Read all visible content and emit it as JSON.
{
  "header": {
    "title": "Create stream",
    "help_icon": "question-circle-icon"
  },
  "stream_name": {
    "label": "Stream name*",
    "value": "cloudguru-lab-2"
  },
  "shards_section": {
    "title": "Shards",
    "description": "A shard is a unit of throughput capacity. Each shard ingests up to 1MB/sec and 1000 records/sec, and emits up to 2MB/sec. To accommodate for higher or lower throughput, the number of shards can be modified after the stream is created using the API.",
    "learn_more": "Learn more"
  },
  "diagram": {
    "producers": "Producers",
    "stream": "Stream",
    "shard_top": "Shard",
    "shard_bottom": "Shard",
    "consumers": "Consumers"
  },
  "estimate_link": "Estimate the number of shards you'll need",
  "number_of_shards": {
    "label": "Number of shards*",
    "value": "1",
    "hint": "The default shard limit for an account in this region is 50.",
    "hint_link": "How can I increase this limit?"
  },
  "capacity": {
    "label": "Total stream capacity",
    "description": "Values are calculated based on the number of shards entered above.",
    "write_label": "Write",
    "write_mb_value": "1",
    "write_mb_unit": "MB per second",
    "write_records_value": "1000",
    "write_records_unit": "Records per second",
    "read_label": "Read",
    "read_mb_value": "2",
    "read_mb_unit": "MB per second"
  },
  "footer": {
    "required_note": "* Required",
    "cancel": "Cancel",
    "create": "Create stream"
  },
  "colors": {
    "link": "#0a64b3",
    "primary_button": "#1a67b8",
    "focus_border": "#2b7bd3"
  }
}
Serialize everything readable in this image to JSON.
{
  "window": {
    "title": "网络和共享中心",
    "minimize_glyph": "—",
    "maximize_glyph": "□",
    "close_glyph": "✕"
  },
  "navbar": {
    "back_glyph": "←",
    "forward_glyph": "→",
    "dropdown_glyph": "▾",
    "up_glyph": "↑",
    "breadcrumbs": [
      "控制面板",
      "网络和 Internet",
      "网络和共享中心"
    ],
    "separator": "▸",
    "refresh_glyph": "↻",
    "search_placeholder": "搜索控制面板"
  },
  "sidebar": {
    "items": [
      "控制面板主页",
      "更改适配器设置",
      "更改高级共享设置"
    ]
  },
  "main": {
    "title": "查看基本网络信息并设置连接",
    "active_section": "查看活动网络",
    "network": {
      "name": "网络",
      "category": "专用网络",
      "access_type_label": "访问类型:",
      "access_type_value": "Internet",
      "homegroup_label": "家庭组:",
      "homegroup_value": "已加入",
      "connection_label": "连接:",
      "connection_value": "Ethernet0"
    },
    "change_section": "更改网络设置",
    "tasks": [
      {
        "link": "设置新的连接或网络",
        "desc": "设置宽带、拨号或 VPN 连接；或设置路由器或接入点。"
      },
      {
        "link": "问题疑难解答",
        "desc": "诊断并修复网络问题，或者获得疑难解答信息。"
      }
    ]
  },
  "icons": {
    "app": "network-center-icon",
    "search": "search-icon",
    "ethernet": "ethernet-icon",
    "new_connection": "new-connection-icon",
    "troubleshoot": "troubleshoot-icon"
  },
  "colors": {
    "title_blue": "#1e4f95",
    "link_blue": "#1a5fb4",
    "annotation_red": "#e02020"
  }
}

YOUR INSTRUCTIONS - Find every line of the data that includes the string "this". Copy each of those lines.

OUTPUT -
    "hint": "The default shard limit for an account in this region is 50.",
    "hint_link": "How can I increase this limit?"
Serialize everything readable in this image to JSON.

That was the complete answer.